** Records to process **
Segment Open

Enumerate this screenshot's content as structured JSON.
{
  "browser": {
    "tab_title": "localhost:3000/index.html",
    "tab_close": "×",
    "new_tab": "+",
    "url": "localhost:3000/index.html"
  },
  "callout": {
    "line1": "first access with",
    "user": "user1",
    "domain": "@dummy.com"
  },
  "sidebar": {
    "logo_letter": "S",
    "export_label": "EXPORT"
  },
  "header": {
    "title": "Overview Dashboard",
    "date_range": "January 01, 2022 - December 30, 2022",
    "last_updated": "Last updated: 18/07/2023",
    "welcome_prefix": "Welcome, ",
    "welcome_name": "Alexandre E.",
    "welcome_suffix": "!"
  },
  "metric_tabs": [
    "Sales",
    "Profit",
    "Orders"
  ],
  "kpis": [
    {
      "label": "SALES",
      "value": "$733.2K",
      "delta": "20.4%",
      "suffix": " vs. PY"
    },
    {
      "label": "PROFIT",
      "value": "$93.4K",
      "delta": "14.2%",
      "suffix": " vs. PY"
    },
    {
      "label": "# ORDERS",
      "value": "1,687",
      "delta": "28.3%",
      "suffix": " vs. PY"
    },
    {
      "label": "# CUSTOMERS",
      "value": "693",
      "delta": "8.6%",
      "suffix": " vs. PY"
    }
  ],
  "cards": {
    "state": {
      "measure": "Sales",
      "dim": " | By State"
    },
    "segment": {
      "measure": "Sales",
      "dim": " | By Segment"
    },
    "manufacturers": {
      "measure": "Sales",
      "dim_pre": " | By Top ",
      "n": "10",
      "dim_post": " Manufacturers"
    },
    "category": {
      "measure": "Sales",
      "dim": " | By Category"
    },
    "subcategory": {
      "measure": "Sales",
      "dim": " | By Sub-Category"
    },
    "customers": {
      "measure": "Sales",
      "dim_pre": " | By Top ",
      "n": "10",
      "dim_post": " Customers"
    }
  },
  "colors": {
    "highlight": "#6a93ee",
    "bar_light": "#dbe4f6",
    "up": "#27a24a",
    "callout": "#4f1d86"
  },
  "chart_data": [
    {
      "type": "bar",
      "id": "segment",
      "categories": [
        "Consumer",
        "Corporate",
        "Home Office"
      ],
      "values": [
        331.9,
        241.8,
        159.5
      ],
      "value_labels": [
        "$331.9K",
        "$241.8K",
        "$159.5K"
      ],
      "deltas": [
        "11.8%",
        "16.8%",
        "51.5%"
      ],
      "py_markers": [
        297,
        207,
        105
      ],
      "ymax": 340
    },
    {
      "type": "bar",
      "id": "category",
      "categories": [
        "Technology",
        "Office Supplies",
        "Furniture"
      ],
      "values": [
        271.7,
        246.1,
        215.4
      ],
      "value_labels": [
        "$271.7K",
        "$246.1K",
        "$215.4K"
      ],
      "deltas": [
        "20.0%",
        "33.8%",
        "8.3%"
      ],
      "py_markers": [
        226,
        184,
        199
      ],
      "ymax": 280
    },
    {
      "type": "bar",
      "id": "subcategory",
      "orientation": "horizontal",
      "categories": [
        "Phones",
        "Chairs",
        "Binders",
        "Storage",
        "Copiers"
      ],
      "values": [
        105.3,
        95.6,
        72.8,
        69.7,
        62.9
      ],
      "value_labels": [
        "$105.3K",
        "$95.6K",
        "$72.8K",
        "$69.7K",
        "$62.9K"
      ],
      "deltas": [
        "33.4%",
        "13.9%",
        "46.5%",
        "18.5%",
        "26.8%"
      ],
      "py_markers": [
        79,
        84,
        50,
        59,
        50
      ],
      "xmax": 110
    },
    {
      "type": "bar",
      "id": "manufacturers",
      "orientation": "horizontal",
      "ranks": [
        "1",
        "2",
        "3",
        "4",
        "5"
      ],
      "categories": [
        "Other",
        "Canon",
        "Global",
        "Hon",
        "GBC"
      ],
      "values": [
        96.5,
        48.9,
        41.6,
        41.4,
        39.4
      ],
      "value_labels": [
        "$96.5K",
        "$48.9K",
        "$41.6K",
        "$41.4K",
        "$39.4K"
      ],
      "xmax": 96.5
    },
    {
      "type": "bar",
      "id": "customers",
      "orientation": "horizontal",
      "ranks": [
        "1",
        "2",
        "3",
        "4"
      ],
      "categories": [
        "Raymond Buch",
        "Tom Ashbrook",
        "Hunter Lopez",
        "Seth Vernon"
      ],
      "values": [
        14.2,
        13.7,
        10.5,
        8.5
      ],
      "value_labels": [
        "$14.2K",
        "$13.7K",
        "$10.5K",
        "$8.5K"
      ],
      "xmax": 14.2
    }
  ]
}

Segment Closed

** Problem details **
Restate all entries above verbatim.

** Solution to this exercise **
Enumerate this screenshot's content as structured JSON.
{
  "browser": {
    "tab_title": "localhost:3000/index.html",
    "tab_close": "×",
    "new_tab": "+",
    "url": "localhost:3000/index.html"
  },
  "callout": {
    "line1": "first access with",
    "user": "user1",
    "domain": "@dummy.com"
  },
  "sidebar": {
    "logo_letter": "S",
    "export_label": "EXPORT"
  },
  "header": {
    "title": "Overview Dashboard",
    "date_range": "January 01, 2022 - December 30, 2022",
    "last_updated": "Last updated: 18/07/2023",
    "welcome_prefix": "Welcome, ",
    "welcome_name": "Alexandre E.",
    "welcome_suffix": "!"
  },
  "metric_tabs": [
    "Sales",
    "Profit",
    "Orders"
  ],
  "kpis": [
    {
      "label": "SALES",
      "value": "$733.2K",
      "delta": "20.4%",
      "suffix": " vs. PY"
    },
    {
      "label": "PROFIT",
      "value": "$93.4K",
      "delta": "14.2%",
      "suffix": " vs. PY"
    },
    {
      "label": "# ORDERS",
      "value": "1,687",
      "delta": "28.3%",
      "suffix": " vs. PY"
    },
    {
      "label": "# CUSTOMERS",
      "value": "693",
      "delta": "8.6%",
      "suffix": " vs. PY"
    }
  ],
  "cards": {
    "state": {
      "measure": "Sales",
      "dim": " | By State"
    },
    "segment": {
      "measure": "Sales",
      "dim": " | By Segment"
    },
    "manufacturers": {
      "measure": "Sales",
      "dim_pre": " | By Top ",
      "n": "10",
      "dim_post": " Manufacturers"
    },
    "category": {
      "measure": "Sales",
      "dim": " | By Category"
    },
    "subcategory": {
      "measure": "Sales",
      "dim": " | By Sub-Category"
    },
    "customers": {
      "measure": "Sales",
      "dim_pre": " | By Top ",
      "n": "10",
      "dim_post": " Customers"
    }
  },
  "colors": {
    "highlight": "#6a93ee",
    "bar_light": "#dbe4f6",
    "up": "#27a24a",
    "callout": "#4f1d86"
  },
  "chart_data": [
    {
      "type": "bar",
      "id": "segment",
      "categories": [
        "Consumer",
        "Corporate",
        "Home Office"
      ],
      "values": [
        331.9,
        241.8,
        159.5
      ],
      "value_labels": [
        "$331.9K",
        "$241.8K",
        "$159.5K"
      ],
      "deltas": [
        "11.8%",
        "16.8%",
        "51.5%"
      ],
      "py_markers": [
        297,
        207,
        105
      ],
      "ymax": 340
    },
    {
      "type": "bar",
      "id": "category",
      "categories": [
        "Technology",
        "Office Supplies",
        "Furniture"
      ],
      "values": [
        271.7,
        246.1,
        215.4
      ],
      "value_labels": [
        "$271.7K",
        "$246.1K",
        "$215.4K"
      ],
      "deltas": [
        "20.0%",
        "33.8%",
        "8.3%"
      ],
      "py_markers": [
        226,
        184,
        199
      ],
      "ymax": 280
    },
    {
      "type": "bar",
      "id": "subcategory",
      "orientation": "horizontal",
      "categories": [
        "Phones",
        "Chairs",
        "Binders",
        "Storage",
        "Copiers"
      ],
      "values": [
        105.3,
        95.6,
        72.8,
        69.7,
        62.9
      ],
      "value_labels": [
        "$105.3K",
        "$95.6K",
        "$72.8K",
        "$69.7K",
        "$62.9K"
      ],
      "deltas": [
        "33.4%",
        "13.9%",
        "46.5%",
        "18.5%",
        "26.8%"
      ],
      "py_markers": [
        79,
        84,
        50,
        59,
        50
      ],
      "xmax": 110
    },
    {
      "type": "bar",
      "id": "manufacturers",
      "orientation": "horizontal",
      "ranks": [
        "1",
        "2",
        "3",
        "4",
        "5"
      ],
      "categories": [
        "Other",
        "Canon",
        "Global",
        "Hon",
        "GBC"
      ],
      "values": [
        96.5,
        48.9,
        41.6,
        41.4,
        39.4
      ],
      "value_labels": [
        "$96.5K",
        "$48.9K",
        "$41.6K",
        "$41.4K",
        "$39.4K"
      ],
      "xmax": 96.5
    },
    {
      "type": "bar",
      "id": "customers",
      "orientation": "horizontal",
      "ranks": [
        "1",
        "2",
        "3",
        "4"
      ],
      "categories": [
        "Raymond Buch",
        "Tom Ashbrook",
        "Hunter Lopez",
        "Seth Vernon"
      ],
      "values": [
        14.2,
        13.7,
        10.5,
        8.5
      ],
      "value_labels": [
        "$14.2K",
        "$13.7K",
        "$10.5K",
        "$8.5K"
      ],
      "xmax": 14.2
    }
  ]
}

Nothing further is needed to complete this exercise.